*** DATA SUPPLIED ***

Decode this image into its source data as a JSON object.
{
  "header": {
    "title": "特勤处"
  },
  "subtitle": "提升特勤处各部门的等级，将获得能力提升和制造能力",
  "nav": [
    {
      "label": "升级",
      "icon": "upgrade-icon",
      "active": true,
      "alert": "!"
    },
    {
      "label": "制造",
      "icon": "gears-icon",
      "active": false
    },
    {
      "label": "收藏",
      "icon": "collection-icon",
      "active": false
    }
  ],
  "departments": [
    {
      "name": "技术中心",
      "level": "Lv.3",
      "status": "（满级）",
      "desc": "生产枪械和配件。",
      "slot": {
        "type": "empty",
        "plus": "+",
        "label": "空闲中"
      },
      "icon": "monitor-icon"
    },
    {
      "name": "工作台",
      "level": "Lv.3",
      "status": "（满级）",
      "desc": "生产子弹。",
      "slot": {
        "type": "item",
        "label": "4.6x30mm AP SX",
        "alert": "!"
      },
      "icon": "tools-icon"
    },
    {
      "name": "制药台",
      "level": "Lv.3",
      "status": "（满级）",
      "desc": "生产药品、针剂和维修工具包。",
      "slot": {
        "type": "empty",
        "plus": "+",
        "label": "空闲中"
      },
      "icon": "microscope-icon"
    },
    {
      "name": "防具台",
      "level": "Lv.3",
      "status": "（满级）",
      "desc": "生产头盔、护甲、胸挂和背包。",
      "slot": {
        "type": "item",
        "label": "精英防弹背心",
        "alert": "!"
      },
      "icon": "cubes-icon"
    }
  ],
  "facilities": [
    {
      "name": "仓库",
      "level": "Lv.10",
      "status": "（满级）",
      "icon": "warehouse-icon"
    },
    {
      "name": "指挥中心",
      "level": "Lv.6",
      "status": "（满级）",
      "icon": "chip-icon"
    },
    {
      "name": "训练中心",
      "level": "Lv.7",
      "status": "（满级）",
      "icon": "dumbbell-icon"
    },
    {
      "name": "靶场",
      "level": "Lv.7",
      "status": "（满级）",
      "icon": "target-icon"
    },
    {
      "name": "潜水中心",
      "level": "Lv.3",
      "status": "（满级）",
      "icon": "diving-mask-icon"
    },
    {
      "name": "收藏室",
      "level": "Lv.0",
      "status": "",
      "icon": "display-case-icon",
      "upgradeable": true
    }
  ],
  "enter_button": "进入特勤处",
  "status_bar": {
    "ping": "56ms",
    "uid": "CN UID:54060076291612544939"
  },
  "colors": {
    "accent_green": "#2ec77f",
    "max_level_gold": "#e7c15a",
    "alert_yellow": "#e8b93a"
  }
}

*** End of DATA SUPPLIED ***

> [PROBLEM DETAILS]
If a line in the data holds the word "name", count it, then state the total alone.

> [RESULT OF THIS TASK]
10